Imagine, your children can not go to proper schools. Your pay is so poor that it can hardly feed your family. But you cannot say much because as a worker, you work under an exclusive labour law that is not applicable for any other profession.

This is the story of almost any tea garden worker in the country.

"We have no land right on this land. If I plant a tree, I can't cut it without the signature of manager," said tea garden worker Rajkumari Bin, at the Shamsher Nagar tea estate in Srimangal.

She and the other tea workers are all decedents of minority communities from South India, Bihar, Orissa and even Uttar Pradesh.

Their ancestors were brought here nearly 175 years ago by the then British Raj who treated them like slaves. The British rulers have left long ago and Bangladesh emerged as an independent nation. But till today, they are still not treated like citizens of the country.

Garden workers are treated under a discriminatory labour law that the British Raj had introduced across the sub-continent.
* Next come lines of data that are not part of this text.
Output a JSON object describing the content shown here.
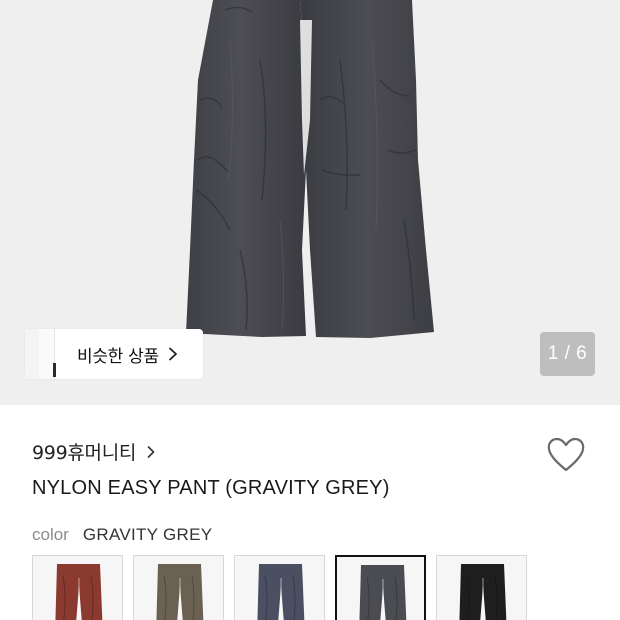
{
  "gallery": {
    "similar_label": "비슷한 상품",
    "counter": "1 / 6",
    "background": "#efefef"
  },
  "product": {
    "brand": "999휴머니티",
    "name": "NYLON EASY PANT (GRAVITY GREY)",
    "color_label": "color",
    "color_value": "GRAVITY GREY",
    "wishlisted": false
  },
  "color_options": [
    {
      "name": "rust-red",
      "color": "#8a3a2e",
      "selected": false
    },
    {
      "name": "khaki-brown",
      "color": "#6b6152",
      "selected": false
    },
    {
      "name": "slate-blue",
      "color": "#4a5061",
      "selected": false
    },
    {
      "name": "gravity-grey",
      "color": "#4b4c52",
      "selected": true
    },
    {
      "name": "black",
      "color": "#1e1e1f",
      "selected": false
    }
  ],
  "icons": {
    "similar": "chevron-right-icon",
    "brand": "chevron-right-icon",
    "wishlist": "heart-icon"
  }
}
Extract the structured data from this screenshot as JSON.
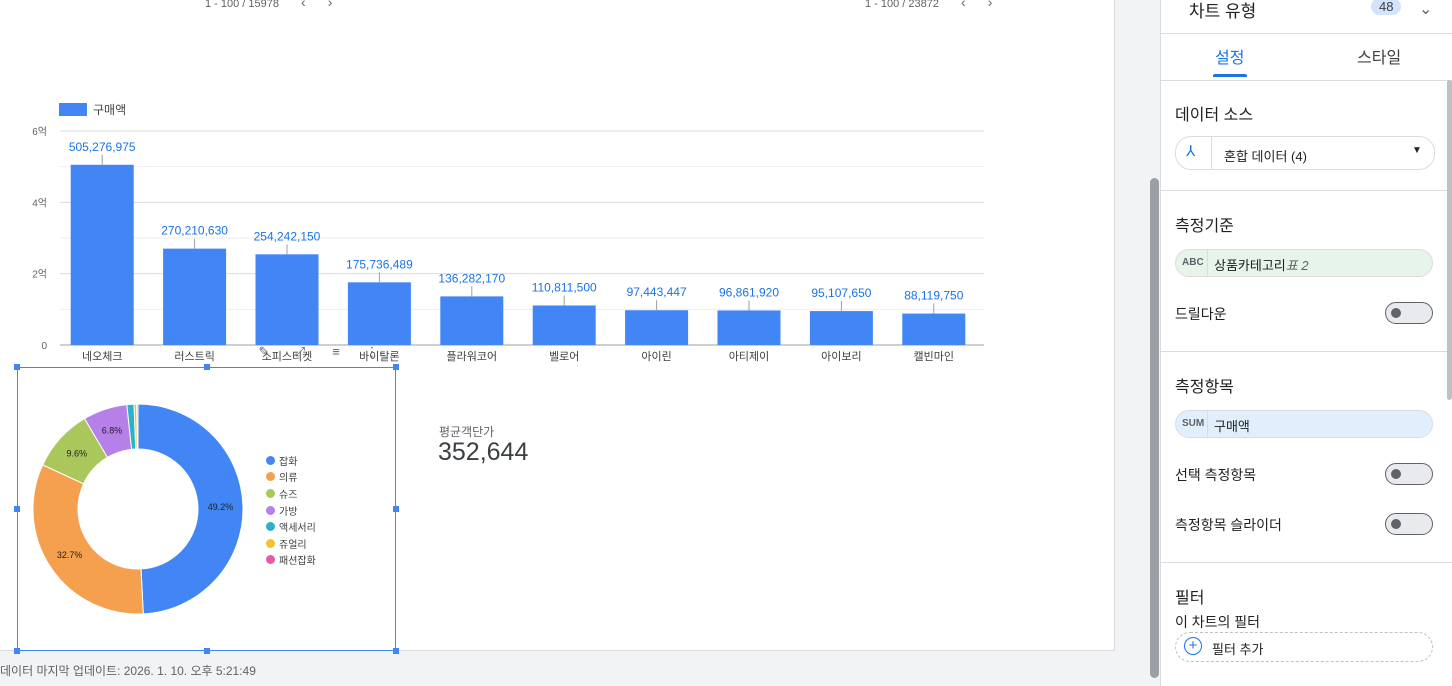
{
  "pager_left": "1 - 100 / 15978",
  "pager_right": "1 - 100 / 23872",
  "pager_prev": "‹",
  "pager_next": "›",
  "bar_legend": "구매액",
  "footer": "데이터 마지막 업데이트: 2026. 1. 10. 오후 5:21:49",
  "toolbar": {
    "edit": "✎",
    "expand": "⤢",
    "filter": "≡",
    "more": "⋮"
  },
  "kpi": {
    "label": "평균객단가",
    "value": "352,644"
  },
  "colors": {
    "bar": "#4285f4",
    "accent": "#1a73e8"
  },
  "chart_data": [
    {
      "type": "bar",
      "categories": [
        "네오체크",
        "러스트릭",
        "소피스티켓",
        "바이탈론",
        "플라워코어",
        "벨로어",
        "아이린",
        "아티제이",
        "아이보리",
        "캘빈마인"
      ],
      "series": [
        {
          "name": "구매액",
          "values": [
            505276975,
            270210630,
            254242150,
            175736489,
            136282170,
            110811500,
            97443447,
            96861920,
            95107650,
            88119750
          ]
        }
      ],
      "data_labels": [
        "505,276,975",
        "270,210,630",
        "254,242,150",
        "175,736,489",
        "136,282,170",
        "110,811,500",
        "97,443,447",
        "96,861,920",
        "95,107,650",
        "88,119,750"
      ],
      "yticks": [
        "0",
        "2억",
        "4억",
        "6억"
      ],
      "ylim": [
        0,
        600000000
      ],
      "grid": true,
      "legend_position": "top-left"
    },
    {
      "type": "pie",
      "donut": true,
      "labels": [
        "잡화",
        "의류",
        "슈즈",
        "가방",
        "액세서리",
        "쥬얼리",
        "패션잡화"
      ],
      "values": [
        49.2,
        32.7,
        9.6,
        6.8,
        1.1,
        0.4,
        0.2
      ],
      "value_labels": [
        "49.2%",
        "32.7%",
        "9.6%",
        "6.8%",
        "",
        "",
        ""
      ],
      "colors": [
        "#4285f4",
        "#f4a04f",
        "#a9c75b",
        "#b580e8",
        "#2ab3c6",
        "#f1c232",
        "#e85aa5"
      ],
      "legend_position": "right"
    }
  ],
  "panel": {
    "chart_type_label": "차트 유형",
    "badge": "48",
    "chevron": "⌄",
    "tabs": [
      "설정",
      "스타일"
    ],
    "data_source_title": "데이터 소스",
    "data_source_value": "혼합 데이터 (4)",
    "data_source_icon": "⅄",
    "dropdown_arrow": "▼",
    "dimension_title": "측정기준",
    "dimension_type": "ABC",
    "dimension_name": "상품카테고리",
    "dimension_suffix": "표 2",
    "drilldown_label": "드릴다운",
    "metric_title": "측정항목",
    "metric_type": "SUM",
    "metric_name": "구매액",
    "optional_metric_label": "선택 측정항목",
    "metric_slider_label": "측정항목 슬라이더",
    "filter_title": "필터",
    "filter_sub": "이 차트의 필터",
    "add_filter_icon": "+",
    "add_filter_label": "필터 추가"
  }
}
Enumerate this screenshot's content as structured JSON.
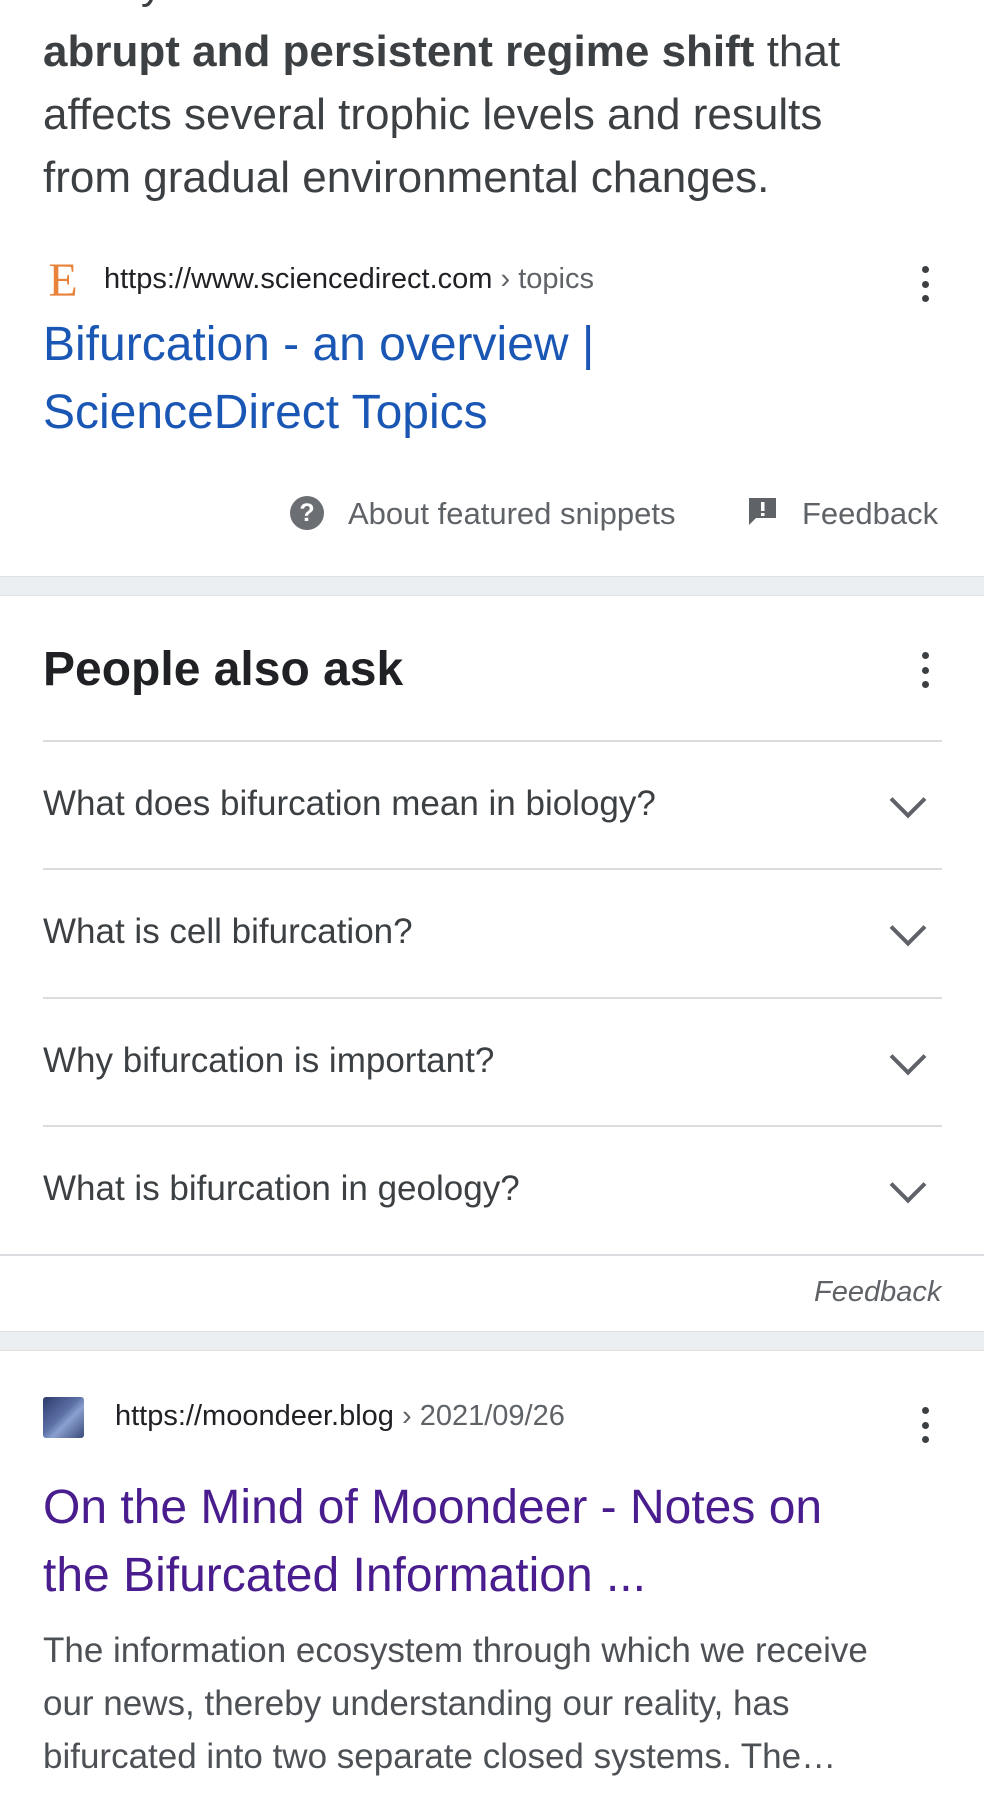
{
  "snippet": {
    "line0": "Ecosystem bifurcation is defined as an",
    "bold": "abrupt and persistent regime shift",
    "after_bold": " that",
    "line2": "affects several trophic levels and results",
    "line3": "from gradual environmental changes."
  },
  "result1": {
    "favicon_letter": "E",
    "url": "https://www.sciencedirect.com",
    "crumb": " › topics",
    "title_line1": "Bifurcation - an overview |",
    "title_line2": "ScienceDirect Topics",
    "more_icon": "more-vert-icon"
  },
  "snippet_footer": {
    "help_glyph": "?",
    "about_label": "About featured snippets",
    "feedback_label": "Feedback"
  },
  "paa": {
    "heading": "People also ask",
    "questions": [
      "What does bifurcation mean in biology?",
      "What is cell bifurcation?",
      "Why bifurcation is important?",
      "What is bifurcation in geology?"
    ],
    "feedback_label": "Feedback"
  },
  "result2": {
    "url": "https://moondeer.blog",
    "crumb": " › 2021/09/26",
    "title_line1": "On the Mind of Moondeer - Notes on",
    "title_line2": "the Bifurcated Information ...",
    "desc_line1": "The information ecosystem through which we receive",
    "desc_line2": "our news, thereby understanding our reality, has",
    "desc_line3": "bifurcated into two separate closed systems. The…"
  },
  "colors": {
    "link": "#1a57b5",
    "visited_link": "#4a1d8f",
    "favicon_e": "#e9833b",
    "separator_band": "#eceff1"
  }
}
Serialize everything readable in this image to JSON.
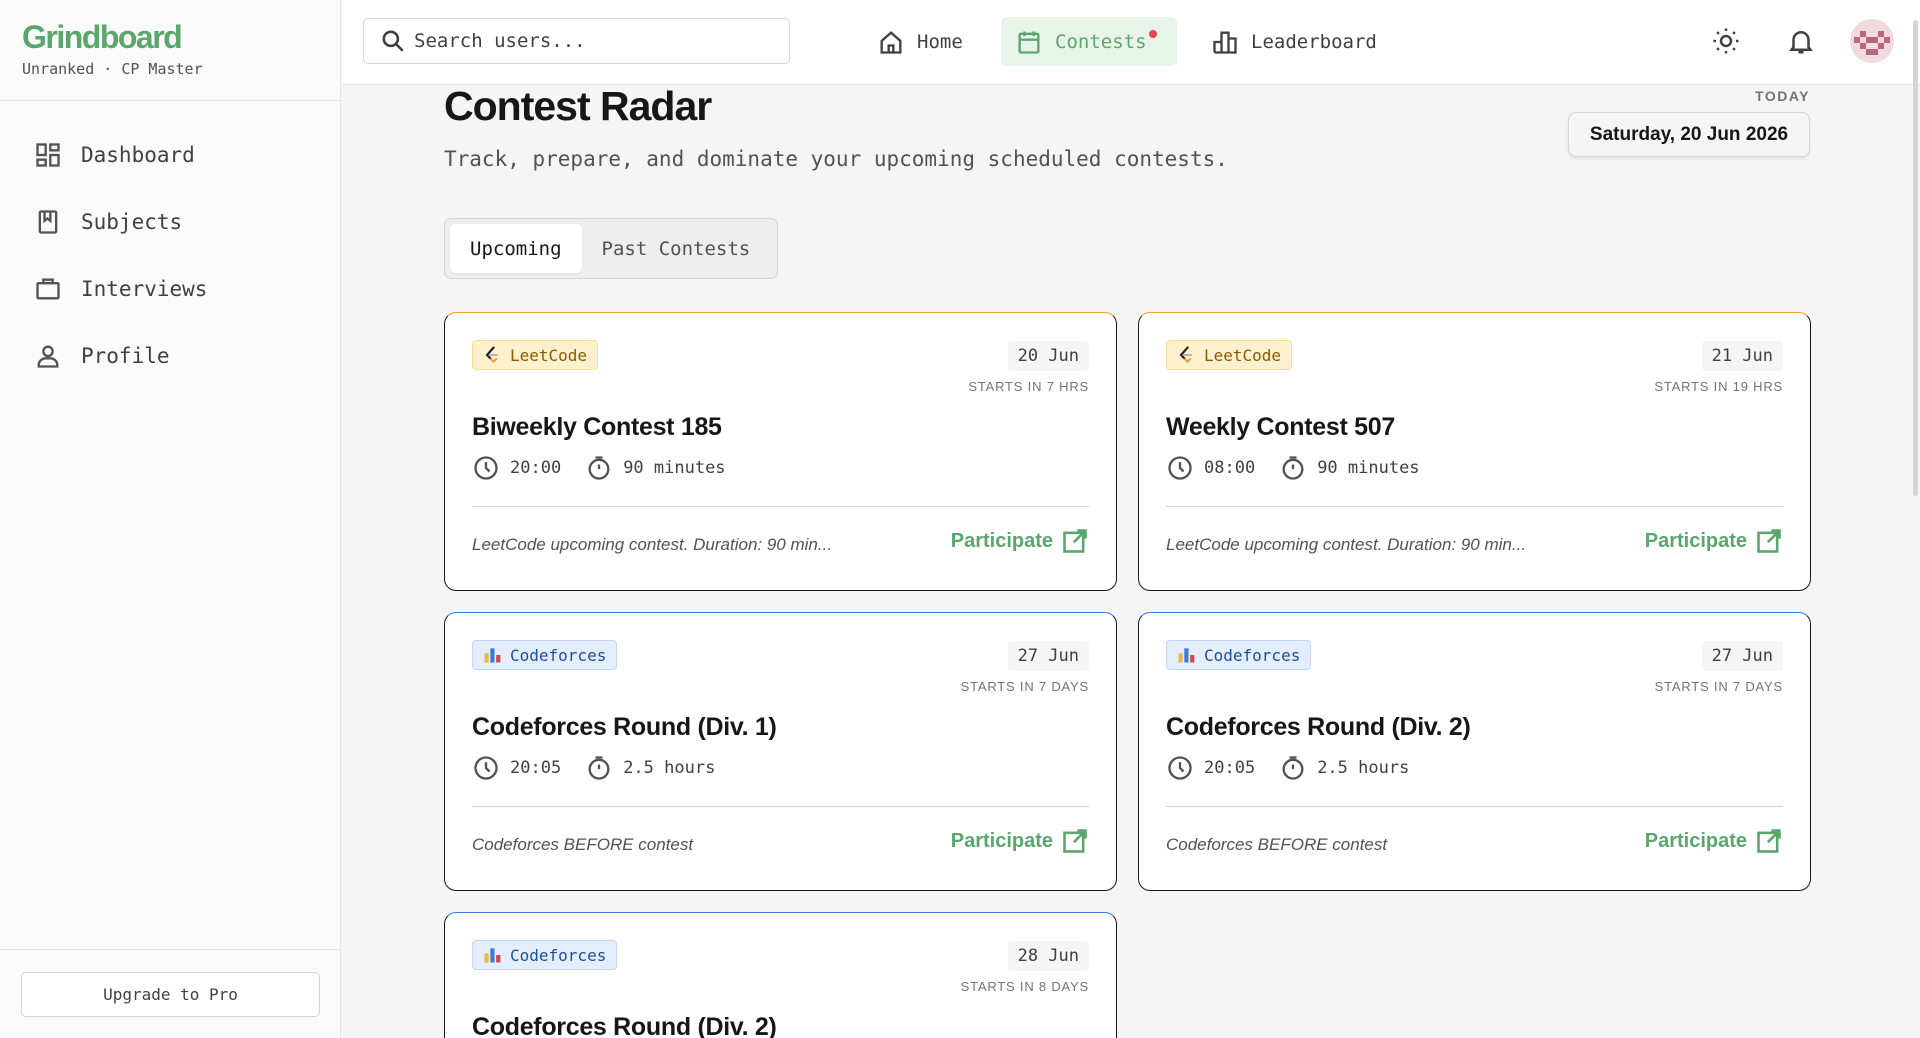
{
  "brand": {
    "title": "Grindboard",
    "subtitle": "Unranked · CP Master"
  },
  "sidebar": {
    "items": [
      {
        "label": "Dashboard",
        "icon": "dashboard-icon"
      },
      {
        "label": "Subjects",
        "icon": "book-icon"
      },
      {
        "label": "Interviews",
        "icon": "briefcase-icon"
      },
      {
        "label": "Profile",
        "icon": "user-icon"
      }
    ],
    "upgrade_label": "Upgrade to Pro"
  },
  "topbar": {
    "search_placeholder": "Search users...",
    "nav": [
      {
        "label": "Home",
        "icon": "home-icon",
        "active": false
      },
      {
        "label": "Contests",
        "icon": "calendar-icon",
        "active": true,
        "notification_dot": true
      },
      {
        "label": "Leaderboard",
        "icon": "leaderboard-icon",
        "active": false
      }
    ],
    "accent": "#5aa66c"
  },
  "page": {
    "title": "Contest Radar",
    "subtitle": "Track, prepare, and dominate your upcoming scheduled contests.",
    "today_label": "TODAY",
    "today_date": "Saturday, 20 Jun 2026"
  },
  "tabs": [
    {
      "label": "Upcoming",
      "active": true
    },
    {
      "label": "Past Contests",
      "active": false
    }
  ],
  "contests": [
    {
      "platform": "LeetCode",
      "date": "20 Jun",
      "starts": "STARTS IN 7 HRS",
      "title": "Biweekly Contest 185",
      "time": "20:00",
      "duration": "90 minutes",
      "description": "LeetCode upcoming contest. Duration: 90 min...",
      "action": "Participate"
    },
    {
      "platform": "LeetCode",
      "date": "21 Jun",
      "starts": "STARTS IN 19 HRS",
      "title": "Weekly Contest 507",
      "time": "08:00",
      "duration": "90 minutes",
      "description": "LeetCode upcoming contest. Duration: 90 min...",
      "action": "Participate"
    },
    {
      "platform": "Codeforces",
      "date": "27 Jun",
      "starts": "STARTS IN 7 DAYS",
      "title": "Codeforces Round (Div. 1)",
      "time": "20:05",
      "duration": "2.5 hours",
      "description": "Codeforces BEFORE contest",
      "action": "Participate"
    },
    {
      "platform": "Codeforces",
      "date": "27 Jun",
      "starts": "STARTS IN 7 DAYS",
      "title": "Codeforces Round (Div. 2)",
      "time": "20:05",
      "duration": "2.5 hours",
      "description": "Codeforces BEFORE contest",
      "action": "Participate"
    },
    {
      "platform": "Codeforces",
      "date": "28 Jun",
      "starts": "STARTS IN 8 DAYS",
      "title": "Codeforces Round (Div. 2)"
    }
  ],
  "colors": {
    "leetcode_border": "#e6a534",
    "codeforces_border": "#3b7bd8"
  }
}
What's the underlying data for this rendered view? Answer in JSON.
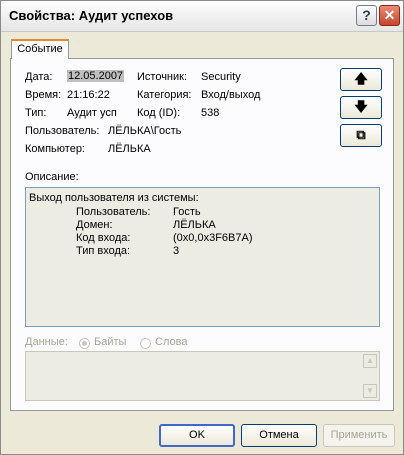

"The maternity leave for a tea garden worker is four months. But other workers get six months maternity leave," says Sitaram Bin, a member of tea garden workers' union and Shamsher Nagar UP member, "this is clear case of discrimination in the labour law in the same country."

The workers are very poorly paid. They get much lower wages than the Indian tea workers. Their wage rate is daily 85 taka now which is not sufficient to maintain their livelihood—especially when the areas around a tea estate do not offer other job opportunities.

"We are 10 members living together in our family, how can we survive with this meagre 85 taka?" asks worker Rajkumari Bin.  

A worker is allotted a single room by the estate. A single room is crowded with people of different ages of the family.  

Cattle or domesticated animals and human beings are often seen living together under one roof. This is also the common scenario of living condition among the tea garden workers.

The education and health condition of the tea garden workers are in a poor state as well. There is no primary school even in the government owned National Tea Company's gardens.

The working condition of garden workers is dismal. Besides, they are socially excluded, overwhelmingly illiterate, deprived and disconnected.

The condition of the workers stands as a stark contrast to that of the country's tea estates—which are among the most beautiful places to visit because of the lush green landscape, the silence and the hilly terrain.